• **Prompt**:
How many lines in the entries below contain the word "Сервис"? Answer with the number and nothing else.
┌──
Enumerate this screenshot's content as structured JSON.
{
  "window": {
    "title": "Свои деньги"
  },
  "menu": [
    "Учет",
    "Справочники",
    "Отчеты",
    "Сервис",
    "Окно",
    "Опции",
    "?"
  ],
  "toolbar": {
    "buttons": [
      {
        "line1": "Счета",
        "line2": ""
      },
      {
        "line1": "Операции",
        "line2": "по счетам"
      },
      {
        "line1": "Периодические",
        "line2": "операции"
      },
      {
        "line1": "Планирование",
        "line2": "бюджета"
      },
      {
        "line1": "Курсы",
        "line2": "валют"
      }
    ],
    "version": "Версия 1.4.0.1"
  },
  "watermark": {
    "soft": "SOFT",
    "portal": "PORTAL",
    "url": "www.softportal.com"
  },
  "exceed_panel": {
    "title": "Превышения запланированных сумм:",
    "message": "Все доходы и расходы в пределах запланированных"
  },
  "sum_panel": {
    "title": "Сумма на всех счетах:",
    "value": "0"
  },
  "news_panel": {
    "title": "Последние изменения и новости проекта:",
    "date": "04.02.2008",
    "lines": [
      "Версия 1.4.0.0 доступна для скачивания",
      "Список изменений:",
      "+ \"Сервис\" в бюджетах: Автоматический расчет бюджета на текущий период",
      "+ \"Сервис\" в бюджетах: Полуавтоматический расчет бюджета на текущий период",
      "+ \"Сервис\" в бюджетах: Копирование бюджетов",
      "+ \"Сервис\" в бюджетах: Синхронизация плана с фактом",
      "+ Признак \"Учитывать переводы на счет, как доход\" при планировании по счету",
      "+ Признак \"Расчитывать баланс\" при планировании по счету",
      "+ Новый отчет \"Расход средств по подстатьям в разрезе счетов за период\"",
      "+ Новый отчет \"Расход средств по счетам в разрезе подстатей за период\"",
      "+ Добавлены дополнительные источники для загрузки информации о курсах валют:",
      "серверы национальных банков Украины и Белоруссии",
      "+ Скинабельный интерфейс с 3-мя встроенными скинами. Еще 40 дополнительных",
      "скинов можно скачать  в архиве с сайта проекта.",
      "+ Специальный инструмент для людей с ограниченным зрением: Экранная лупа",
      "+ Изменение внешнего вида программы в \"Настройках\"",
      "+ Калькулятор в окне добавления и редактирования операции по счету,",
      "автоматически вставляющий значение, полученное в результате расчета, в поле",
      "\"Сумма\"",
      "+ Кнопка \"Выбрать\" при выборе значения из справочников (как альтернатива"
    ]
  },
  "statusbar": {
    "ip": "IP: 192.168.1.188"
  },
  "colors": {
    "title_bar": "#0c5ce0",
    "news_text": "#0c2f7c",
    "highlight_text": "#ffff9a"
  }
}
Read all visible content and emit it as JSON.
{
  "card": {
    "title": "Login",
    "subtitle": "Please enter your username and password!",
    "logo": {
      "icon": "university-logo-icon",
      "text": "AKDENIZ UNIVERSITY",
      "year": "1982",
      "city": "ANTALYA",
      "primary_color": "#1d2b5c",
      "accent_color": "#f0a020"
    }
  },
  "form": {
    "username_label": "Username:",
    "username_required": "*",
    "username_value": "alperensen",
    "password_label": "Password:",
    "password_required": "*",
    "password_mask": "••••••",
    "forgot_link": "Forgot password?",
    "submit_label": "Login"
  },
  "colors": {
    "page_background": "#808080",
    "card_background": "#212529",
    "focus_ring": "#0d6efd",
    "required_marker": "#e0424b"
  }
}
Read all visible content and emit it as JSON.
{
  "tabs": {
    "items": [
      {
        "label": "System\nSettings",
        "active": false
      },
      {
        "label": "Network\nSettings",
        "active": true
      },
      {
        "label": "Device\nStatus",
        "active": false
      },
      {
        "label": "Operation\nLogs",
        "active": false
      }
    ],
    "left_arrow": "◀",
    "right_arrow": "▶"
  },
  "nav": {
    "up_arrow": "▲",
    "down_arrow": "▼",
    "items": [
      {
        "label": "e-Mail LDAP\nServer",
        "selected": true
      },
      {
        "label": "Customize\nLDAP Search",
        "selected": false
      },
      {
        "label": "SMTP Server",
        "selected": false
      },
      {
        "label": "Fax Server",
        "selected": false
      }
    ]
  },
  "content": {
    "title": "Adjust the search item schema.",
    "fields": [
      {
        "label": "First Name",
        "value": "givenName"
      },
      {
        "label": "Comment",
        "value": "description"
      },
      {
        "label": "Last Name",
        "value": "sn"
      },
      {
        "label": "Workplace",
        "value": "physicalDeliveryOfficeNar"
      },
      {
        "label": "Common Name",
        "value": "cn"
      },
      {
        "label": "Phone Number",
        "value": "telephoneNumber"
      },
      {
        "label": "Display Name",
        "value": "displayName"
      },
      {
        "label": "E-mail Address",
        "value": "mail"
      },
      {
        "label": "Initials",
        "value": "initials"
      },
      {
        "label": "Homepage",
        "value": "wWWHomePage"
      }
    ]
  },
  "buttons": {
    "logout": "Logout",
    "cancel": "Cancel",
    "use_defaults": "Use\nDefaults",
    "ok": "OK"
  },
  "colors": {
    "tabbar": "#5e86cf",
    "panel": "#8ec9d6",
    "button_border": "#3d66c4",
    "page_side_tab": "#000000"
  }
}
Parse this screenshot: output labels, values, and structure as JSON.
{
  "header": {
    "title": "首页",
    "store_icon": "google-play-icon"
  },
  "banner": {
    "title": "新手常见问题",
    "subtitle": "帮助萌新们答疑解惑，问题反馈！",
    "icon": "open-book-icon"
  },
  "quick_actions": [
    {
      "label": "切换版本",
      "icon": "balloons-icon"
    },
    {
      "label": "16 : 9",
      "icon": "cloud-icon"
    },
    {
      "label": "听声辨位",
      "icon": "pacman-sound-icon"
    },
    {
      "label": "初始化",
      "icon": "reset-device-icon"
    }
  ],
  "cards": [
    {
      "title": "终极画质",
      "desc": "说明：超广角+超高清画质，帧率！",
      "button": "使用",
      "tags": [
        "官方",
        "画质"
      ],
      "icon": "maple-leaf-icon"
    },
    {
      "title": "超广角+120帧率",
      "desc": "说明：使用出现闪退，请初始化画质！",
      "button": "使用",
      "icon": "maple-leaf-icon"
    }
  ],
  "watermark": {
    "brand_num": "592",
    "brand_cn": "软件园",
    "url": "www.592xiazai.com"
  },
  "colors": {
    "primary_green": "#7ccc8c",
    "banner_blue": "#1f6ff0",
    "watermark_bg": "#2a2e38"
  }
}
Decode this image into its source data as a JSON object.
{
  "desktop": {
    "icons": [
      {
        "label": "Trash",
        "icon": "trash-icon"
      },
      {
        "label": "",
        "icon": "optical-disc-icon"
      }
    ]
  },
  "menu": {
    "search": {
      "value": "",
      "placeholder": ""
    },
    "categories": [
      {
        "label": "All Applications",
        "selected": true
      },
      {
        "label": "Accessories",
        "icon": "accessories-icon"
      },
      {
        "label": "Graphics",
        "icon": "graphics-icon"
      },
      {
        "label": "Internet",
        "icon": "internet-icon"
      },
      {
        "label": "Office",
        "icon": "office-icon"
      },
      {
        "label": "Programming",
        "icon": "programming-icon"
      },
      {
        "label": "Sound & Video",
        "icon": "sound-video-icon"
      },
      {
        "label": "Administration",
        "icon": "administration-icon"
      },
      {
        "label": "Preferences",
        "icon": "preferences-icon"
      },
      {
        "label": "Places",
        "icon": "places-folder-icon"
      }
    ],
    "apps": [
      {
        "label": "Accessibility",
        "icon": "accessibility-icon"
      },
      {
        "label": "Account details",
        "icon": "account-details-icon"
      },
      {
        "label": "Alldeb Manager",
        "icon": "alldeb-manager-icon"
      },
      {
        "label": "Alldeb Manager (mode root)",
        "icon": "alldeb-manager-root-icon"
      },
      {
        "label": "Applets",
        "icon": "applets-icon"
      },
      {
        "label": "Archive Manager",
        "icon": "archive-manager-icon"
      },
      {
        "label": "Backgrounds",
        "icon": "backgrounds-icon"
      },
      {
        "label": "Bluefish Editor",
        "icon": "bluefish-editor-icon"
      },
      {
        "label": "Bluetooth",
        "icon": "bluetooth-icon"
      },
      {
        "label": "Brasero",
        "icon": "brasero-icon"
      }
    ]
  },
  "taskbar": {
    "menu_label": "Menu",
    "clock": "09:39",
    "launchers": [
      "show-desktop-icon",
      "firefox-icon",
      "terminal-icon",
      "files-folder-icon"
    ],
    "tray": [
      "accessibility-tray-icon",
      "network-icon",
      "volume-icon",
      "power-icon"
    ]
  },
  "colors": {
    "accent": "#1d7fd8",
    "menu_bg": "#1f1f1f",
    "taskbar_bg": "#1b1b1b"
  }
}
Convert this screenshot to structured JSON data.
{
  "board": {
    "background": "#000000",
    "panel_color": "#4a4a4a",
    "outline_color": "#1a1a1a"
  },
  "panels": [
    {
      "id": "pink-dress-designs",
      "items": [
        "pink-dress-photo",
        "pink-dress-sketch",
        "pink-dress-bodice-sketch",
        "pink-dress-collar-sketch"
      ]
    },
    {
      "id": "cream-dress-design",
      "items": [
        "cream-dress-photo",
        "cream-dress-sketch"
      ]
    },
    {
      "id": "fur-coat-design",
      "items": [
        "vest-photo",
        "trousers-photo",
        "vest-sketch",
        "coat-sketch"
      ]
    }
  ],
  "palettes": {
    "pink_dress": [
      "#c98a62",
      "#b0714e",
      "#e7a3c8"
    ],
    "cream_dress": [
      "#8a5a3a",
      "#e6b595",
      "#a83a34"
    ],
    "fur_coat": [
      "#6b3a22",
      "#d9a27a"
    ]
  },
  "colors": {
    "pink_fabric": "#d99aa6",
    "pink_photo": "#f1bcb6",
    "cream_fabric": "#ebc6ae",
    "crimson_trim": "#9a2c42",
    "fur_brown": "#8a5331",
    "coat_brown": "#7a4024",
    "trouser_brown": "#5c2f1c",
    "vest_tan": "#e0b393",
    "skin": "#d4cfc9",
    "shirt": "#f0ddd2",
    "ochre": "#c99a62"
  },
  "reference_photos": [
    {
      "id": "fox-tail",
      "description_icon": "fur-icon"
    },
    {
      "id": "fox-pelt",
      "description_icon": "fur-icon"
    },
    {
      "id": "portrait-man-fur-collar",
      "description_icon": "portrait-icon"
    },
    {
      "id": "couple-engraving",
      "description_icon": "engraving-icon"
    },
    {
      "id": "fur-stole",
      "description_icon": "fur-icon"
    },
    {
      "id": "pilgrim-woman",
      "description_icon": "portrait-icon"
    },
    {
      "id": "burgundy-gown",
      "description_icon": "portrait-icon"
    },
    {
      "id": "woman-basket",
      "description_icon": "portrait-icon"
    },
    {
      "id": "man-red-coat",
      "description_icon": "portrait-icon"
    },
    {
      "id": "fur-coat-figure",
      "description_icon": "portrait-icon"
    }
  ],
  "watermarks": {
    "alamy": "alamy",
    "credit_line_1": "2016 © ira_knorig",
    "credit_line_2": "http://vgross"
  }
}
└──
• **Response area**:
5